=== WORK ORDER ===
Report back every line of the entries that contains "text", exactly as written.

[Website and app data records]

_ _ _ _ _

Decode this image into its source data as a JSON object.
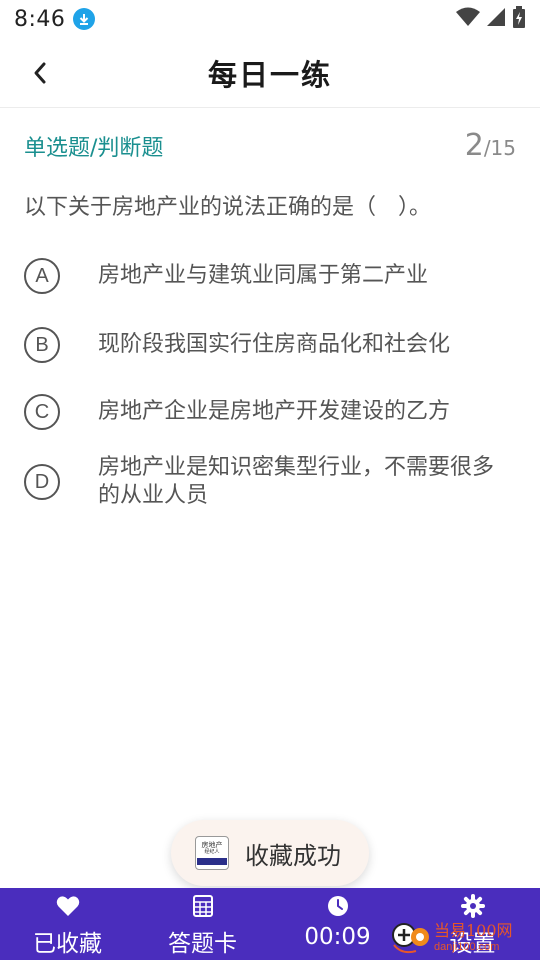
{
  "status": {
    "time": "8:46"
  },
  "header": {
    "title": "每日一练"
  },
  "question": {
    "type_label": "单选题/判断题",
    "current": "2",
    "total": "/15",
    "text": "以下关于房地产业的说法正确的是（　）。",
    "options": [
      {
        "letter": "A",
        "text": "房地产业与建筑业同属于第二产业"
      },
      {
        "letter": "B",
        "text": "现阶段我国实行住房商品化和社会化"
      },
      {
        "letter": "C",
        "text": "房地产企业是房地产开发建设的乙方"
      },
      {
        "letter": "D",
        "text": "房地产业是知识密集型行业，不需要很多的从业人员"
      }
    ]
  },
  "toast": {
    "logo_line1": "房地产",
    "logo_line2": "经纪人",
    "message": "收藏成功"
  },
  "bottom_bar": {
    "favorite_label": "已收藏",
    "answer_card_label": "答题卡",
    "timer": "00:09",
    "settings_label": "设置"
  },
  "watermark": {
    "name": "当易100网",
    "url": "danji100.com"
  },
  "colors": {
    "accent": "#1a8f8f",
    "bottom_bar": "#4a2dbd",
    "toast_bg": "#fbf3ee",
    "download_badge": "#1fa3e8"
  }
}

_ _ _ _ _

=== TASK ANSWER ===
    "text": "以下关于房地产业的说法正确的是（　）。",
        "text": "房地产业与建筑业同属于第二产业"
        "text": "现阶段我国实行住房商品化和社会化"
        "text": "房地产企业是房地产开发建设的乙方"
        "text": "房地产业是知识密集型行业，不需要很多的从业人员"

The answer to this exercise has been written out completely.